Work to improve London Bridge station as part of the Thameslink upgrade is giving archaeologists their first access to this important historical site since the Victorians carved it up with railways around 150 years ago. Substantial Roman remains, as well as foundations and objects from the Saxon and Medieval times, have recently been uncovered, reports SE1 website.
Besides the station dig, the area has recently seen extensive mud-shovelling to build The Shard and The Place, as well as reworking bridges and buildings around Borough Market. The turmoil is yielding a steady stream of discoveries on this most ancient part of London, settled by the Romans at the same time as Londonium across the Thames.
Perhaps the biggest find is the remains of one of the earliest buildings known in Southwark.
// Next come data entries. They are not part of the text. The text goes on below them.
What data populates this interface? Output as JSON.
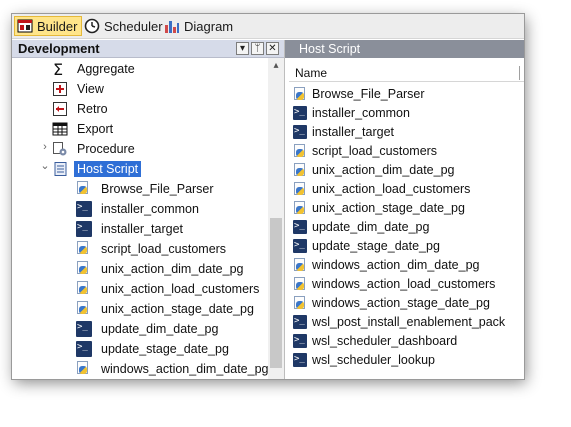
{
  "toolbar": {
    "tabs": [
      {
        "label": "Builder",
        "icon": "builder-icon",
        "active": true
      },
      {
        "label": "Scheduler",
        "icon": "clock-icon",
        "active": false
      },
      {
        "label": "Diagram",
        "icon": "diagram-icon",
        "active": false
      }
    ]
  },
  "left_panel": {
    "title": "Development",
    "buttons": {
      "dropdown": "▾",
      "pin": "ᛘ",
      "close": "✕"
    },
    "scroll_up": "▴",
    "tree": [
      {
        "label": "Aggregate",
        "icon": "sigma-icon"
      },
      {
        "label": "View",
        "icon": "view-icon"
      },
      {
        "label": "Retro",
        "icon": "retro-icon"
      },
      {
        "label": "Export",
        "icon": "export-icon"
      },
      {
        "label": "Procedure",
        "icon": "procedure-icon",
        "expander": "›"
      },
      {
        "label": "Host Script",
        "icon": "host-script-icon",
        "expander": "⌄",
        "selected": true
      }
    ],
    "children": [
      {
        "label": "Browse_File_Parser",
        "icon": "python-script-icon"
      },
      {
        "label": "installer_common",
        "icon": "powershell-icon"
      },
      {
        "label": "installer_target",
        "icon": "powershell-icon"
      },
      {
        "label": "script_load_customers",
        "icon": "python-script-icon"
      },
      {
        "label": "unix_action_dim_date_pg",
        "icon": "python-script-icon"
      },
      {
        "label": "unix_action_load_customers",
        "icon": "python-script-icon"
      },
      {
        "label": "unix_action_stage_date_pg",
        "icon": "python-script-icon"
      },
      {
        "label": "update_dim_date_pg",
        "icon": "powershell-icon"
      },
      {
        "label": "update_stage_date_pg",
        "icon": "powershell-icon"
      },
      {
        "label": "windows_action_dim_date_pg",
        "icon": "python-script-icon"
      }
    ]
  },
  "right_panel": {
    "title": "Host Script",
    "column_header": "Name",
    "rows": [
      {
        "label": "Browse_File_Parser",
        "icon": "python-script-icon"
      },
      {
        "label": "installer_common",
        "icon": "powershell-icon"
      },
      {
        "label": "installer_target",
        "icon": "powershell-icon"
      },
      {
        "label": "script_load_customers",
        "icon": "python-script-icon"
      },
      {
        "label": "unix_action_dim_date_pg",
        "icon": "python-script-icon"
      },
      {
        "label": "unix_action_load_customers",
        "icon": "python-script-icon"
      },
      {
        "label": "unix_action_stage_date_pg",
        "icon": "python-script-icon"
      },
      {
        "label": "update_dim_date_pg",
        "icon": "powershell-icon"
      },
      {
        "label": "update_stage_date_pg",
        "icon": "powershell-icon"
      },
      {
        "label": "windows_action_dim_date_pg",
        "icon": "python-script-icon"
      },
      {
        "label": "windows_action_load_customers",
        "icon": "python-script-icon"
      },
      {
        "label": "windows_action_stage_date_pg",
        "icon": "python-script-icon"
      },
      {
        "label": "wsl_post_install_enablement_pack",
        "icon": "powershell-icon"
      },
      {
        "label": "wsl_scheduler_dashboard",
        "icon": "powershell-icon"
      },
      {
        "label": "wsl_scheduler_lookup",
        "icon": "powershell-icon"
      }
    ]
  },
  "colors": {
    "active_tab_bg": "#ffe58a",
    "selection": "#2f6fd6",
    "panel_header_left": "#d6dbe9",
    "panel_header_right": "#8a8f9a"
  }
}
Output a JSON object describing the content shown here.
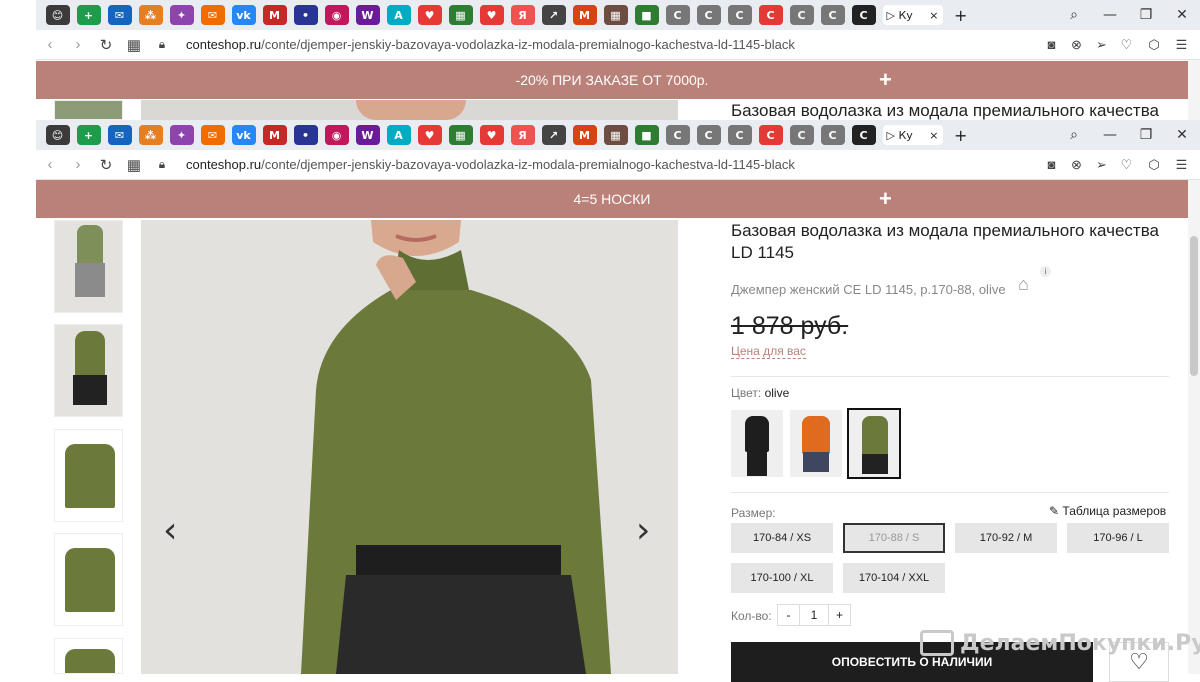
{
  "browser": {
    "active_tab_label": "▷ Ку",
    "close_tab": "×",
    "new_tab": "+",
    "url_domain": "conteshop.ru",
    "url_path": "/conte/djemper-jenskiy-bazovaya-vodolazka-iz-modala-premialnogo-kachestva-ld-1145-black",
    "tab_icons": [
      "😊",
      "+",
      "✉",
      "⁂",
      "✦",
      "✉",
      "vk",
      "M",
      "•",
      "◉",
      "W",
      "A",
      "♥",
      "▦",
      "♥",
      "Я",
      "↗",
      "M",
      "▦",
      "■",
      "C",
      "C",
      "C",
      "C",
      "C",
      "C",
      "C"
    ]
  },
  "promo_top": {
    "text": "-20% ПРИ ЗАКАЗЕ ОТ 7000р.",
    "plus": "+"
  },
  "promo_main": {
    "text": "4=5 НОСКИ",
    "plus": "+"
  },
  "product": {
    "title": "Базовая водолазка из модала премиального качества LD 1145",
    "subtitle": "Джемпер женский CE LD 1145, р.170-88, olive",
    "info_badge": "i",
    "old_price": "1 878 руб.",
    "price_for_you": "Цена для вас",
    "color_label": "Цвет:",
    "color_value": "olive",
    "size_label": "Размер:",
    "size_table": "Таблица размеров",
    "sizes": [
      "170-84 / XS",
      "170-88 / S",
      "170-92 / M",
      "170-96 / L",
      "170-100 / XL",
      "170-104 / XXL"
    ],
    "qty_label": "Кол-во:",
    "qty_minus": "-",
    "qty_value": "1",
    "qty_plus": "+",
    "notify_button": "ОПОВЕСТИТЬ О НАЛИЧИИ"
  },
  "gallery": {
    "prev": "‹",
    "next": "›"
  },
  "watermark": "ДелаемПокупки.Ру",
  "colors": {
    "promo": "#b98178",
    "olive": "#6b7a3a",
    "black_btn": "#1e1e1e"
  }
}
A pit near Joiner Street has yielded 17 timber piles, part of a structure from the first century AD. Little is known about this eastern edge of Southwark in Roman times, and these are exciting times for excavators. Two years ago, a Roman baths was found on Borough High Street.
Most discoveries will go to the Museum of London. As part of planning consent, a display area of artefacts will also be constructed in the new London Bridge station.
SE1 website has a lengthy report with photographs.
The image at top, by the way, is a model of Roman London found in the basement of All Hallows by the Tower. It was built in the 1920s and lacks a few major Roman landmarks — most notably the amphitheatre now under Guildhall — that had yet to be discovered.